One unique aspect of kanban is that teams have a limit on their capacity for the amount of stories they can handle at any given time. Teams choose a certain amount of stories that they are willing to have in their “to do” and “in progress” columns and they don’t go over that number in order to prevent burnout. Once a story is moved to “complete,” a story from the backlog takes its place in the “to do” column.
Kanban allows for continuous improvement by providing a system for teams to measure their effectiveness. They can clearly see how their workflows operate, how long every piece of the workflow takes, and how often they are getting their deliverables out the door on time. This makes it easier to experiment with different ways of doing things to optimize output.

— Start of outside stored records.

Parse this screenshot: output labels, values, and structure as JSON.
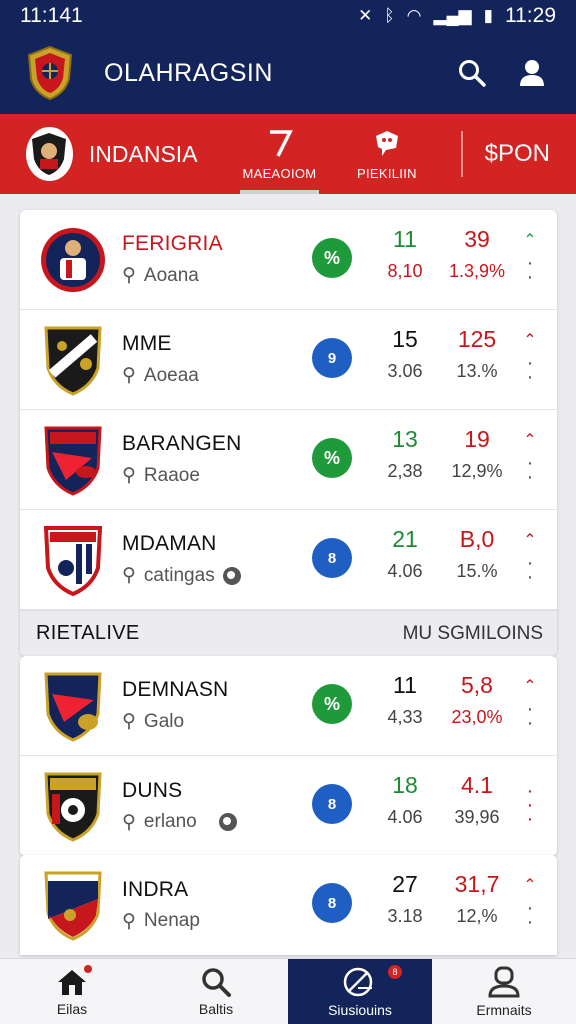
{
  "status_bar": {
    "time_left": "11:141",
    "time_right": "11:29",
    "icons": [
      "mute-icon",
      "bluetooth-icon",
      "wifi-icon",
      "signal-icon",
      "battery-icon"
    ]
  },
  "header": {
    "title": "OLAHRAGSIN",
    "icons": [
      "search-icon",
      "profile-icon"
    ]
  },
  "subheader": {
    "team": "INDANSIA",
    "tabs": [
      {
        "label": "MAEAOIOM",
        "icon": "seven-icon",
        "active": true
      },
      {
        "label": "PIEKILIIN",
        "icon": "chat-icon",
        "active": false
      }
    ],
    "action": "$PON"
  },
  "card1": {
    "rows": [
      {
        "name": "FERIGRIA",
        "sub": "Aoana",
        "icon_text": "%",
        "icon_color": "green",
        "v1": "11",
        "v1_sub": "8,10",
        "v2": "39",
        "v2_sub": "1.3,9%",
        "name_red": true,
        "v1_green": true,
        "v1_sub_red": true,
        "v2_sub_red": true,
        "trend": "up-green"
      },
      {
        "name": "MME",
        "sub": "Aoeaa",
        "icon_text": "9",
        "icon_color": "blue",
        "v1": "15",
        "v1_sub": "3.06",
        "v2": "125",
        "v2_sub": "13.%",
        "name_red": false,
        "v1_green": false,
        "v1_sub_red": false,
        "v2_sub_red": false,
        "trend": "up-red"
      },
      {
        "name": "BARANGEN",
        "sub": "Raaoe",
        "icon_text": "%",
        "icon_color": "green",
        "v1": "13",
        "v1_sub": "2,38",
        "v2": "19",
        "v2_sub": "12,9%",
        "name_red": false,
        "v1_green": true,
        "v1_sub_red": false,
        "v2_sub_red": false,
        "trend": "up-red"
      },
      {
        "name": "MDAMAN",
        "sub": "catingas",
        "icon_text": "8",
        "icon_color": "blue",
        "v1": "21",
        "v1_sub": "4.06",
        "v2": "B,0",
        "v2_sub": "15.%",
        "name_red": false,
        "v1_green": true,
        "v1_sub_red": false,
        "v2_sub_red": false,
        "trend": "up-red"
      }
    ],
    "section": {
      "left": "RIETALIVE",
      "right": "MU SGMILOINS"
    }
  },
  "card2": {
    "rows": [
      {
        "name": "DEMNASN",
        "sub": "Galo",
        "icon_text": "%",
        "icon_color": "green",
        "v1": "11",
        "v1_sub": "4,33",
        "v2": "5,8",
        "v2_sub": "23,0%",
        "name_red": false,
        "v1_green": false,
        "v1_sub_red": false,
        "v2_sub_red": true,
        "trend": "up-red"
      },
      {
        "name": "DUNS",
        "sub": "erlano",
        "icon_text": "8",
        "icon_color": "blue",
        "v1": "18",
        "v1_sub": "4.06",
        "v2": "4.1",
        "v2_sub": "39,96",
        "name_red": false,
        "v1_green": true,
        "v1_sub_red": false,
        "v2_sub_red": false,
        "trend": "dots-red"
      }
    ]
  },
  "card3": {
    "rows": [
      {
        "name": "INDRA",
        "sub": "Nenap",
        "icon_text": "8",
        "icon_color": "blue",
        "v1": "27",
        "v1_sub": "3.18",
        "v2": "31,7",
        "v2_sub": "12,%",
        "name_red": false,
        "v1_green": false,
        "v1_sub_red": false,
        "v2_sub_red": false,
        "trend": "up-red"
      }
    ]
  },
  "bottom_nav": [
    {
      "label": "Eilas",
      "icon": "home-icon",
      "badge": ""
    },
    {
      "label": "Baltis",
      "icon": "search-icon",
      "badge": ""
    },
    {
      "label": "Siusiouins",
      "icon": "ball-icon",
      "badge": "8",
      "active": true
    },
    {
      "label": "Ermnaits",
      "icon": "profile-icon",
      "badge": ""
    }
  ],
  "colors": {
    "navy": "#13245a",
    "red": "#d42323",
    "green": "#1e9a3a",
    "blue": "#1f5fc4"
  }
}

Questions to Ask Before Making the Switch
Before you jump into adopting agile, let’s look at a few questions that will help you determine whether or not it will be the right fit.
The first question to ask is whether delivering product or feature increments will be allowed at your company. Do you need to be able to change the focus or direction of that product in the middle of the process? In other words, are you starting a project without knowing all of the details of what the final product will look like based on the environment, future technological advances, or future wants and needs that aren’t apparent right now?
If you’re able to answer “yes” to the above questions, then so far, a transition to agile is looking good. Here is the second set of questions, focused on the infrastructure of your team and team members:
Are they located near each other?
Can they have daily stand-ups in person?
If the team is not geographically close, do you have technology in place that allows them to quickly collaborate?
Can you get everyone on a similar daily stand-up schedule?
Will they be able to work in iterations?
Are they commonly getting assigned work as a team or is everyone getting assigned work from random places?
Are the members of your group open to change?
Are they willing and able to collaborate and constructively discuss issues as they come up?
Do you have individuals that can take on the role of product manager or scrum master if using that style of agile?
These types of questions should be asked and addressed if you feel that certain aspects of a team may raise red flags as barriers to agile adoption. Although not all encompassing, this should get the conversation going before diving in.
Transitioning to Agile
Educate your team
Once you feel comfortable moving forward with agile, you’ll want to start by educating your agile teams on how they will transition into their new roles, when they will begin having daily stand-ups, and how they will transition their current work into their new storyboard setup.
What to watch for once you begin agile
After you establish transition steps and make sure everyone is comfortable with the new style of work, you’ll want monitor and track their progress and success.
If they are struggling to run at the same velocity as before, what may be causing those issues? If the team isn’t updating stories with their current status, have those statuses been clearly defined?
Tracking a new agile team’s progress or success will be very beneficial to giving it confidence in the changes. In addition, having these metrics will help justify the benefits of transitioning a team to agile when in higher-level meetings.
Finally, it’s important to provide your team and new scrum masters with a form that outlines helpful questions to ask during daily stand-ups and the iteration retrospectives. This provides some excellent documentation for future reviews of processes. It will also allow for the team to identify areas that need improvement and help it answer questions it may not think to talk about if it is new to agile.
Agile work management isn’t for everyone, but teams who use it correctly will experience enormous benefits, including streamlined work processes and rapid innovation. Use the information in this post as well as agile project management software from Workfront to get started.